Collection entries =>

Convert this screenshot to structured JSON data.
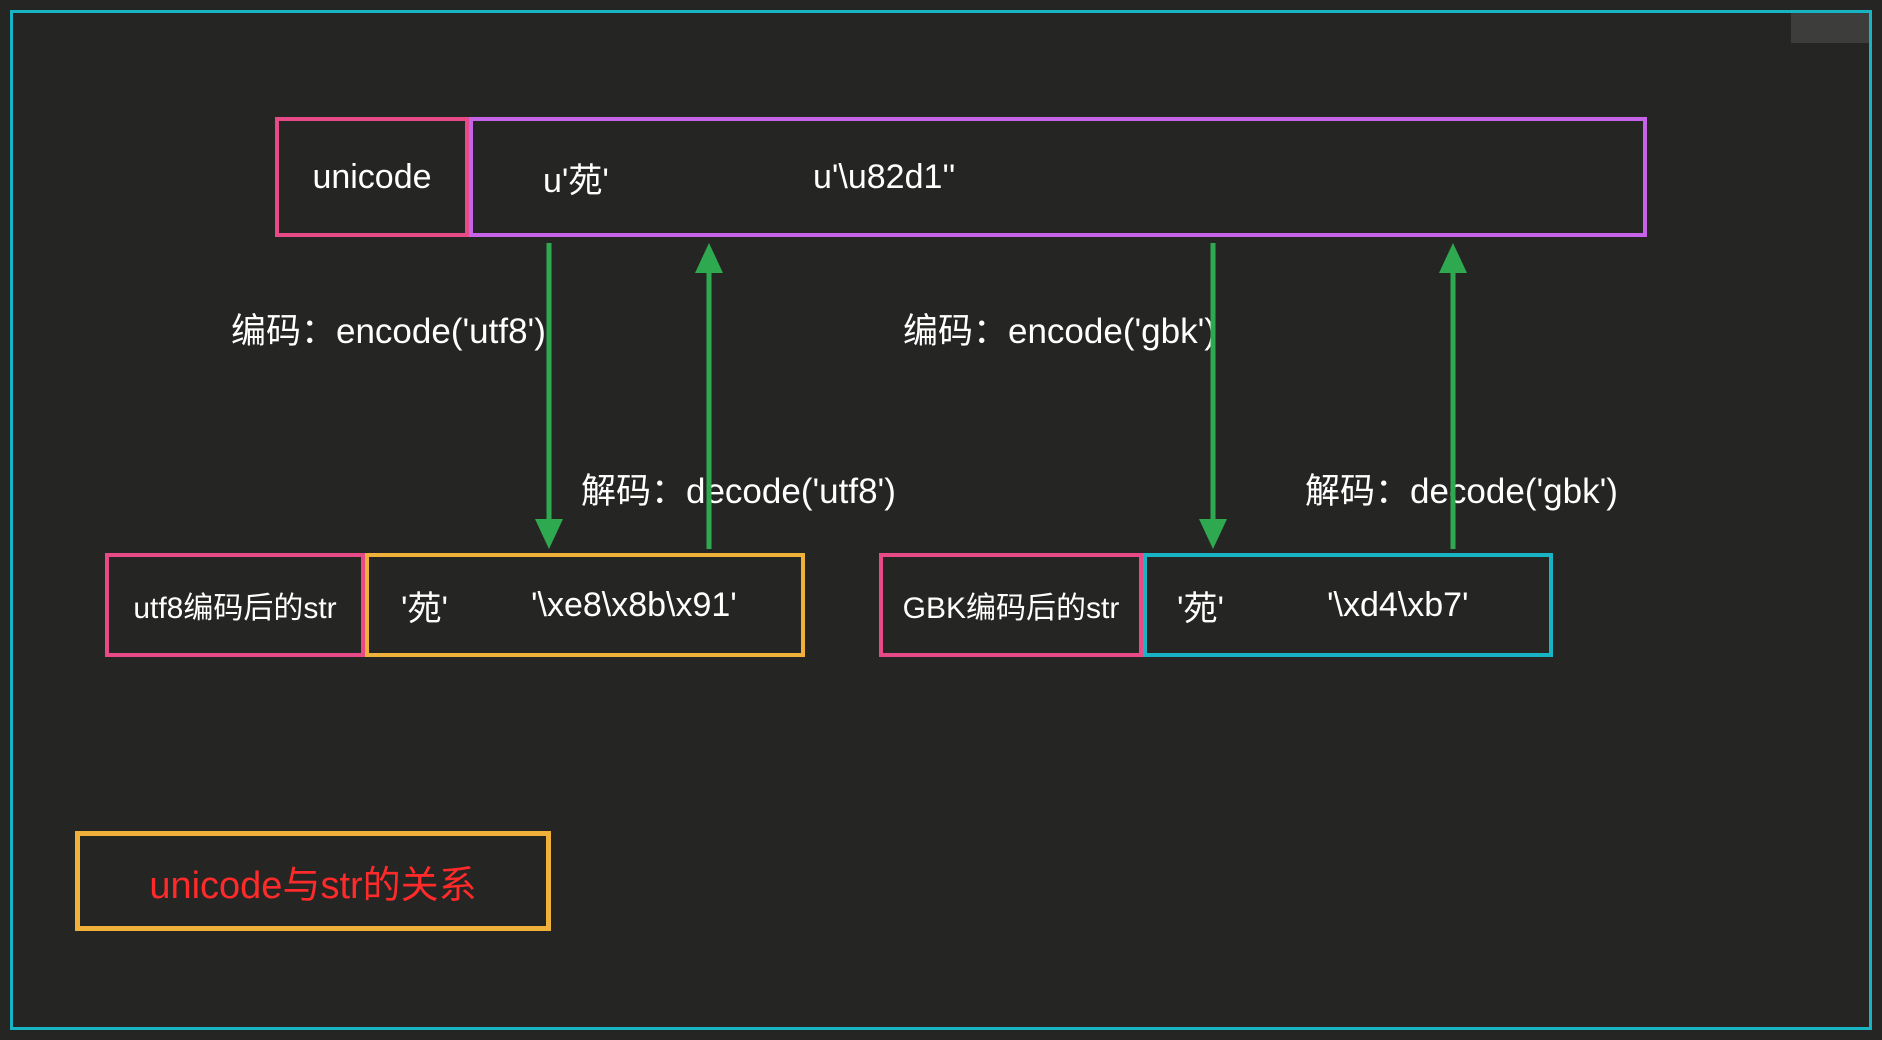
{
  "unicode": {
    "label": "unicode",
    "value1": "u'苑'",
    "value2": "u'\\u82d1''"
  },
  "labels": {
    "encode_utf8": "编码：encode('utf8')",
    "encode_gbk": "编码：encode('gbk')",
    "decode_utf8": "解码：decode('utf8')",
    "decode_gbk": "解码：decode('gbk')"
  },
  "utf8": {
    "label": "utf8编码后的str",
    "value1": "'苑'",
    "value2": "'\\xe8\\x8b\\x91'"
  },
  "gbk": {
    "label": "GBK编码后的str",
    "value1": "'苑'",
    "value2": "'\\xd4\\xb7'"
  },
  "title": "unicode与str的关系",
  "colors": {
    "pink": "#e84a87",
    "purple": "#c663e8",
    "orange": "#f0b13a",
    "cyan": "#19b4c4",
    "green": "#2fa94f",
    "red": "#ff2a2a",
    "bg": "#252524"
  }
}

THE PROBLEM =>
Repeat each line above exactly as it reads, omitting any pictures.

TASK RESULT =>
Convert this screenshot to structured JSON data.
{
  "unicode": {
    "label": "unicode",
    "value1": "u'苑'",
    "value2": "u'\\u82d1''"
  },
  "labels": {
    "encode_utf8": "编码：encode('utf8')",
    "encode_gbk": "编码：encode('gbk')",
    "decode_utf8": "解码：decode('utf8')",
    "decode_gbk": "解码：decode('gbk')"
  },
  "utf8": {
    "label": "utf8编码后的str",
    "value1": "'苑'",
    "value2": "'\\xe8\\x8b\\x91'"
  },
  "gbk": {
    "label": "GBK编码后的str",
    "value1": "'苑'",
    "value2": "'\\xd4\\xb7'"
  },
  "title": "unicode与str的关系",
  "colors": {
    "pink": "#e84a87",
    "purple": "#c663e8",
    "orange": "#f0b13a",
    "cyan": "#19b4c4",
    "green": "#2fa94f",
    "red": "#ff2a2a",
    "bg": "#252524"
  }
}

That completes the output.